What you need to do ::
Write out the records word for word.

Data listing ::
★ ★ ★ ★

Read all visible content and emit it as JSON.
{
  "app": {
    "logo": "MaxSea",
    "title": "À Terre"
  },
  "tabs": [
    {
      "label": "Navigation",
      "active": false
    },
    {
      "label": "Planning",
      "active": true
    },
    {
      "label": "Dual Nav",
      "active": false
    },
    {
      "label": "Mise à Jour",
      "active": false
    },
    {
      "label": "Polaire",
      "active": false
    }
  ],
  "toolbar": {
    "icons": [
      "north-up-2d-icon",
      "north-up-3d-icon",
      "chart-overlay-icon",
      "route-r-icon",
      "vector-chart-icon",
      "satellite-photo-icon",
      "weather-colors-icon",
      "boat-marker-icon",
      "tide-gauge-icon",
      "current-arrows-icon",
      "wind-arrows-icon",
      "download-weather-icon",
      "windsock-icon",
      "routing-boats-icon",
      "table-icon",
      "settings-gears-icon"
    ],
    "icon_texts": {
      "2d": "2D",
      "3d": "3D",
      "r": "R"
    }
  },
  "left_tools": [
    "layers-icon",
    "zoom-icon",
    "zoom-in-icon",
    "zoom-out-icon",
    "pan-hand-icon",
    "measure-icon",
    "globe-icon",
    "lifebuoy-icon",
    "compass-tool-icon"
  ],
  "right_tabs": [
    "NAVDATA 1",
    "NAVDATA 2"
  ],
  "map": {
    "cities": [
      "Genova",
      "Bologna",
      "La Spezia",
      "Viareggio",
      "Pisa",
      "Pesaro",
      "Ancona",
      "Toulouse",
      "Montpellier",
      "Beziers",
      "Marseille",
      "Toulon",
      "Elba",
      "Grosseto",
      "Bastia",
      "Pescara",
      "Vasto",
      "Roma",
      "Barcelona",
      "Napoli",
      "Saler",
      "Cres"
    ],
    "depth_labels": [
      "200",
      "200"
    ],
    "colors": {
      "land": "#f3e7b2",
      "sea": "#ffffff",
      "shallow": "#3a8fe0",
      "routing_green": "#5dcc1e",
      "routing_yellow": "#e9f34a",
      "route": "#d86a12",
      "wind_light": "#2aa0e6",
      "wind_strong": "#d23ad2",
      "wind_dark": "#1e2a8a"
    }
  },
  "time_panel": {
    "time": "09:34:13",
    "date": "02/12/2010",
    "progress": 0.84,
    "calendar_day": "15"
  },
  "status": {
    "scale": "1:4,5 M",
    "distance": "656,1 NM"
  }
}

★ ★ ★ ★

Solution for this task ::
Read all visible content and emit it as JSON.
{
  "app": {
    "logo": "MaxSea",
    "title": "À Terre"
  },
  "tabs": [
    {
      "label": "Navigation",
      "active": false
    },
    {
      "label": "Planning",
      "active": true
    },
    {
      "label": "Dual Nav",
      "active": false
    },
    {
      "label": "Mise à Jour",
      "active": false
    },
    {
      "label": "Polaire",
      "active": false
    }
  ],
  "toolbar": {
    "icons": [
      "north-up-2d-icon",
      "north-up-3d-icon",
      "chart-overlay-icon",
      "route-r-icon",
      "vector-chart-icon",
      "satellite-photo-icon",
      "weather-colors-icon",
      "boat-marker-icon",
      "tide-gauge-icon",
      "current-arrows-icon",
      "wind-arrows-icon",
      "download-weather-icon",
      "windsock-icon",
      "routing-boats-icon",
      "table-icon",
      "settings-gears-icon"
    ],
    "icon_texts": {
      "2d": "2D",
      "3d": "3D",
      "r": "R"
    }
  },
  "left_tools": [
    "layers-icon",
    "zoom-icon",
    "zoom-in-icon",
    "zoom-out-icon",
    "pan-hand-icon",
    "measure-icon",
    "globe-icon",
    "lifebuoy-icon",
    "compass-tool-icon"
  ],
  "right_tabs": [
    "NAVDATA 1",
    "NAVDATA 2"
  ],
  "map": {
    "cities": [
      "Genova",
      "Bologna",
      "La Spezia",
      "Viareggio",
      "Pisa",
      "Pesaro",
      "Ancona",
      "Toulouse",
      "Montpellier",
      "Beziers",
      "Marseille",
      "Toulon",
      "Elba",
      "Grosseto",
      "Bastia",
      "Pescara",
      "Vasto",
      "Roma",
      "Barcelona",
      "Napoli",
      "Saler",
      "Cres"
    ],
    "depth_labels": [
      "200",
      "200"
    ],
    "colors": {
      "land": "#f3e7b2",
      "sea": "#ffffff",
      "shallow": "#3a8fe0",
      "routing_green": "#5dcc1e",
      "routing_yellow": "#e9f34a",
      "route": "#d86a12",
      "wind_light": "#2aa0e6",
      "wind_strong": "#d23ad2",
      "wind_dark": "#1e2a8a"
    }
  },
  "time_panel": {
    "time": "09:34:13",
    "date": "02/12/2010",
    "progress": 0.84,
    "calendar_day": "15"
  },
  "status": {
    "scale": "1:4,5 M",
    "distance": "656,1 NM"
  }
}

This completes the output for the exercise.